[Your task]
Retrieve each line that contains the word "warning" from the entries below.

[Input records]
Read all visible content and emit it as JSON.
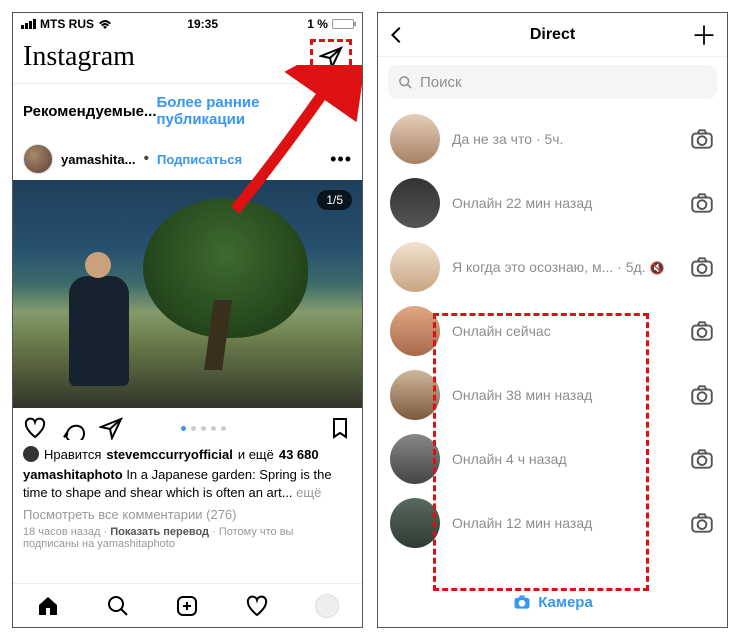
{
  "status": {
    "carrier": "MTS RUS",
    "time": "19:35",
    "battery": "1 %"
  },
  "feed": {
    "logo": "Instagram",
    "recommended_label": "Рекомендуемые...",
    "earlier_link": "Более ранние публикации",
    "post": {
      "username": "yamashita...",
      "follow": "Подписаться",
      "sep": "•",
      "pager": "1/5",
      "likes_prefix": "Нравится",
      "likes_user": "stevemccurryofficial",
      "likes_and": "и ещё",
      "likes_count": "43 680",
      "caption_user": "yamashitaphoto",
      "caption_text": "In a Japanese garden: Spring is the time to shape and shear which is often an art...",
      "caption_more": "ещё",
      "view_comments": "Посмотреть все комментарии  (276)",
      "time_ago": "18 часов назад",
      "translate": "Показать перевод",
      "reason": "Потому что вы подписаны на yamashitaphoto"
    }
  },
  "direct": {
    "title": "Direct",
    "search_placeholder": "Поиск",
    "camera_label": "Камера",
    "threads": [
      {
        "msg": "Да не за что",
        "time": "5ч."
      },
      {
        "msg": "Онлайн 22 мин назад",
        "time": ""
      },
      {
        "msg": "Я когда это осознаю, м...",
        "time": "5д.",
        "muted": true
      },
      {
        "msg": "Онлайн сейчас",
        "time": ""
      },
      {
        "msg": "Онлайн 38 мин назад",
        "time": ""
      },
      {
        "msg": "Онлайн 4 ч назад",
        "time": ""
      },
      {
        "msg": "Онлайн 12 мин назад",
        "time": ""
      }
    ]
  }
}
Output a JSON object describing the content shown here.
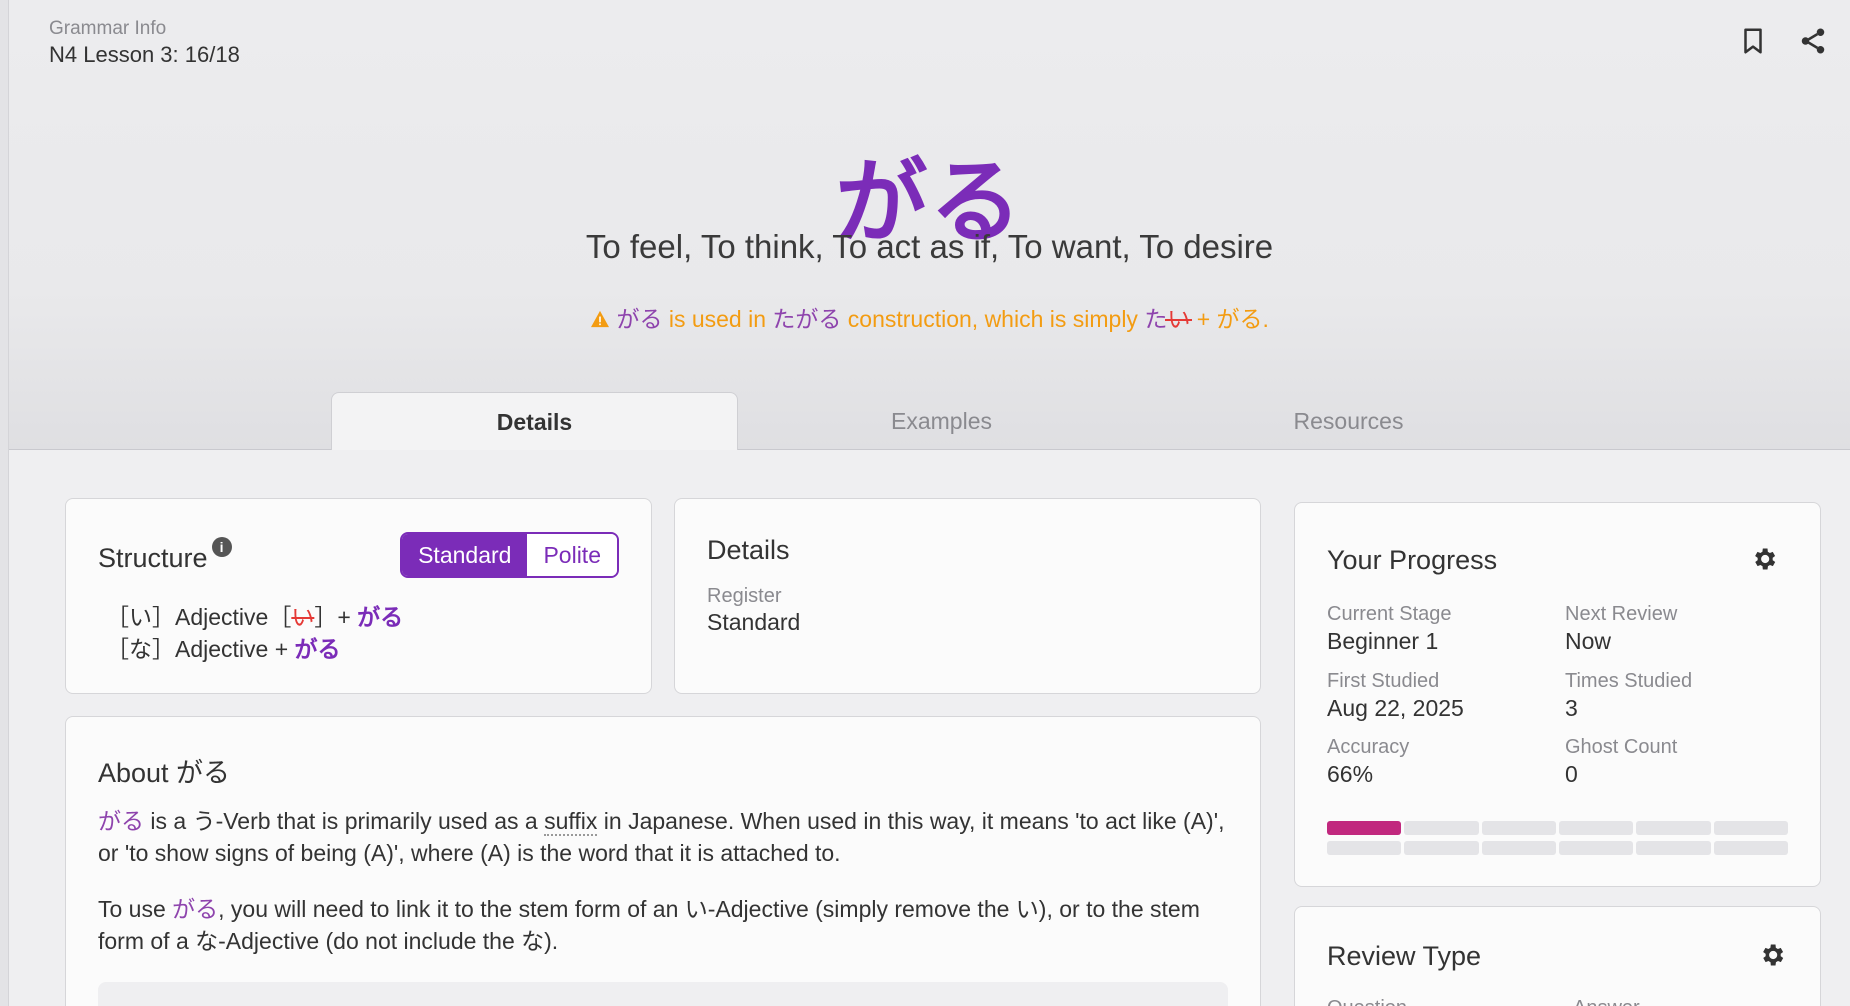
{
  "header": {
    "section_label": "Grammar Info",
    "lesson_label": "N4 Lesson 3: 16/18"
  },
  "icons": {
    "bookmark": "bookmark-icon",
    "share": "share-icon",
    "gear": "gear-icon",
    "warning": "warning-icon",
    "info": "info-icon"
  },
  "grammar": {
    "title": "がる",
    "meaning": "To feel, To think, To act as if, To want, To desire"
  },
  "warning": {
    "part1": "がる",
    "part2": " is used in ",
    "part3": "たがる",
    "part4": " construction, which is simply ",
    "part5a": "た",
    "part5b": "い",
    "part6": " + がる."
  },
  "tabs": [
    "Details",
    "Examples",
    "Resources"
  ],
  "structure": {
    "title": "Structure",
    "toggle_standard": "Standard",
    "toggle_polite": "Polite",
    "line1_pre": "［い］Adjective［",
    "line1_struck": "い",
    "line1_mid": "］+ ",
    "line1_ga": "がる",
    "line2_pre": "［な］Adjective + ",
    "line2_ga": "がる"
  },
  "details": {
    "title": "Details",
    "register_label": "Register",
    "register_value": "Standard"
  },
  "about": {
    "title": "About がる",
    "p1_jp": "がる",
    "p1_a": " is a う-Verb that is primarily used as a ",
    "p1_suffix": "suffix",
    "p1_b": " in Japanese. When used in this way, it means 'to act like (A)', or 'to show signs of being (A)', where (A) is the word that it is attached to.",
    "p2_a": "To use ",
    "p2_jp": "がる",
    "p2_b": ", you will need to link it to the stem form of an い-Adjective (simply remove the い), or to the stem form of a な-Adjective (do not include the な)."
  },
  "progress": {
    "title": "Your Progress",
    "current_stage_label": "Current Stage",
    "current_stage_value": "Beginner 1",
    "next_review_label": "Next Review",
    "next_review_value": "Now",
    "first_studied_label": "First Studied",
    "first_studied_value": "Aug 22, 2025",
    "times_studied_label": "Times Studied",
    "times_studied_value": "3",
    "accuracy_label": "Accuracy",
    "accuracy_value": "66%",
    "ghost_count_label": "Ghost Count",
    "ghost_count_value": "0",
    "segments_filled": 1,
    "segments_total": 6,
    "fill_color": "#c1287e"
  },
  "review": {
    "title": "Review Type",
    "question_label": "Question",
    "answer_label": "Answer"
  },
  "colors": {
    "accent": "#7b2cb8",
    "warning": "#f39c12",
    "strike": "#e53935"
  }
}
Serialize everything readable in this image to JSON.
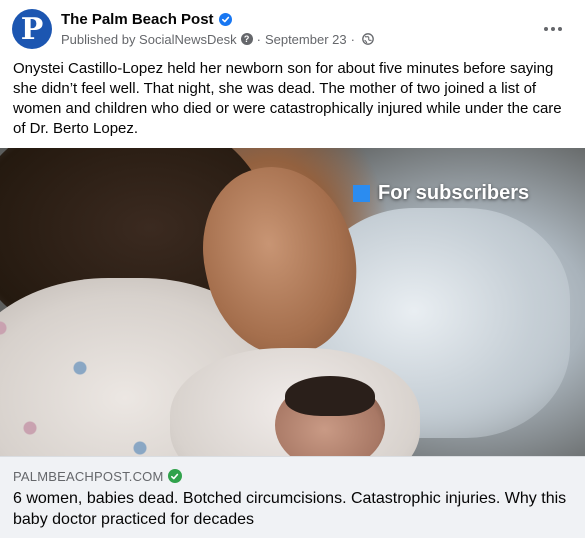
{
  "header": {
    "avatar_letter": "P",
    "page_name": "The Palm Beach Post",
    "published_by": "Published by SocialNewsDesk",
    "date": "September 23",
    "separator": "·",
    "more_icon": "more-horizontal-icon",
    "privacy_icon": "globe-icon",
    "verified_icon": "verified-check-icon"
  },
  "post": {
    "text": "Onystei Castillo-Lopez held her newborn son for about five minutes before saying she didn’t feel well. That night, she was dead. The mother of two joined a list of women and children who died or were catastrophically injured while under the care of Dr. Berto Lopez."
  },
  "media": {
    "badge_text": "For subscribers",
    "badge_color": "#2b8cf0",
    "image_description_icon": "photo-mother-newborn"
  },
  "link_card": {
    "domain": "PALMBEACHPOST.COM",
    "domain_verified_icon": "green-check-icon",
    "headline": "6 women, babies dead. Botched circumcisions. Catastrophic injuries. Why this baby doctor practiced for decades"
  },
  "colors": {
    "brand_blue": "#1877f2",
    "avatar_blue": "#1c56b1",
    "secondary_text": "#65676b",
    "card_background": "#f0f2f5",
    "check_green": "#31a24c"
  }
}
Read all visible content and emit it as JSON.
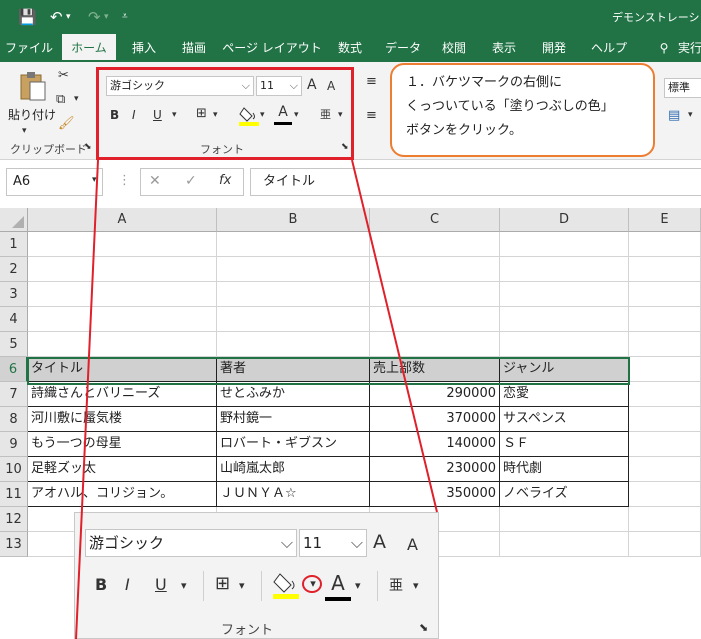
{
  "titlebar": {
    "title": "デモンストレーション"
  },
  "tabs": [
    "ファイル",
    "ホーム",
    "挿入",
    "描画",
    "ページ レイアウト",
    "数式",
    "データ",
    "校閲",
    "表示",
    "開発",
    "ヘルプ",
    "実行"
  ],
  "ribbon": {
    "paste_label": "貼り付け",
    "clipboard_label": "クリップボード",
    "font_name": "游ゴシック",
    "font_size": "11",
    "font_group_label": "フォント",
    "number_format": "標準",
    "bold": "B",
    "italic": "I",
    "underline": "U",
    "font_color_glyph": "A",
    "increase_font": "A",
    "decrease_font": "A",
    "phonetic_glyph": "亜"
  },
  "callout": {
    "line1": "１．バケツマークの右側に",
    "line2": "くっついている「塗りつぶしの色」",
    "line3": "ボタンをクリック。"
  },
  "formula_bar": {
    "name_box": "A6",
    "content": "タイトル",
    "fx": "fx"
  },
  "columns": [
    "A",
    "B",
    "C",
    "D",
    "E"
  ],
  "rows": [
    "1",
    "2",
    "3",
    "4",
    "5",
    "6",
    "7",
    "8",
    "9",
    "10",
    "11",
    "12",
    "13"
  ],
  "table": {
    "headers": [
      "タイトル",
      "著者",
      "売上部数",
      "ジャンル"
    ],
    "data": [
      [
        "詩織さんとバリニーズ",
        "せとふみか",
        "290000",
        "恋愛"
      ],
      [
        "河川敷に蜃気楼",
        "野村鏡一",
        "370000",
        "サスペンス"
      ],
      [
        "もう一つの母星",
        "ロバート・ギブスン",
        "140000",
        "ＳＦ"
      ],
      [
        "足軽ズッ太",
        "山崎嵐太郎",
        "230000",
        "時代劇"
      ],
      [
        "アオハル、コリジョン。",
        "ＪＵＮＹＡ☆",
        "350000",
        "ノベライズ"
      ]
    ]
  },
  "zoom": {
    "font_name": "游ゴシック",
    "font_size": "11",
    "bold": "B",
    "italic": "I",
    "underline": "U",
    "font_color_glyph": "A",
    "increase_font": "A",
    "decrease_font": "A",
    "phonetic_glyph": "亜",
    "group_label": "フォント"
  },
  "colors": {
    "excel_green": "#217346",
    "highlight_red": "#e0202a",
    "callout_orange": "#ed7d31",
    "fill_yellow": "#ffff00"
  }
}
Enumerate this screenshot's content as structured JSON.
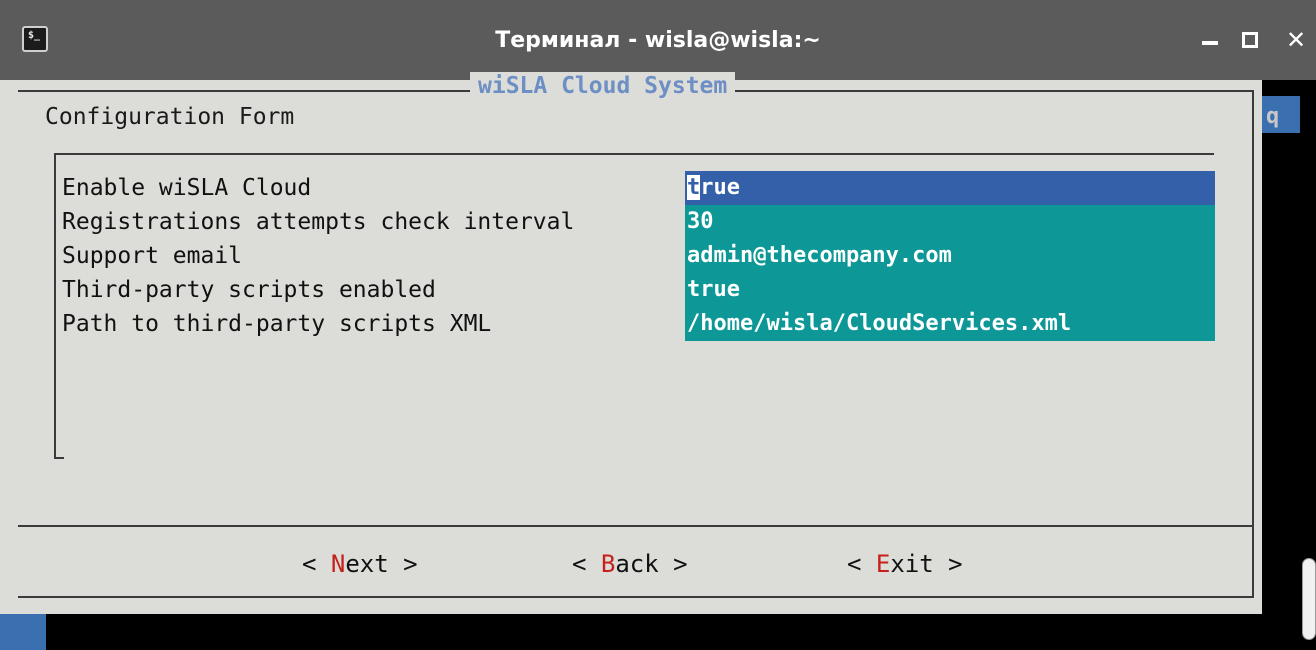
{
  "window": {
    "title": "Терминал - wisla@wisla:~",
    "app_icon": "terminal-icon",
    "app_icon_glyph": "$_",
    "close_glyph": "✕"
  },
  "terminal": {
    "behind_text": "q"
  },
  "dialog": {
    "title": "wiSLA Cloud System",
    "heading": "Configuration Form",
    "fields": [
      {
        "label": "Enable wiSLA Cloud",
        "value_first_char": "t",
        "value_rest": "rue",
        "selected": true
      },
      {
        "label": "Registrations attempts check interval",
        "value": "30"
      },
      {
        "label": "Support email",
        "value": "admin@thecompany.com"
      },
      {
        "label": "Third-party scripts enabled",
        "value": "true"
      },
      {
        "label": "Path to third-party scripts XML",
        "value": "/home/wisla/CloudServices.xml"
      }
    ],
    "buttons": {
      "next": {
        "prefix": "< ",
        "hot": "N",
        "rest": "ext >"
      },
      "back": {
        "prefix": "< ",
        "hot": "B",
        "rest": "ack >"
      },
      "exit": {
        "prefix": "< ",
        "hot": "E",
        "rest": "xit >"
      }
    }
  },
  "colors": {
    "dialog_bg": "#dcdcd8",
    "field_bg": "#0e9797",
    "selected_bg": "#3360a8",
    "hotkey": "#c4211a",
    "title_accent": "#6d8fc4"
  }
}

[Answer space]
    "warning": "warning-icon",
  "warning": {
    "warning": "#f39c12",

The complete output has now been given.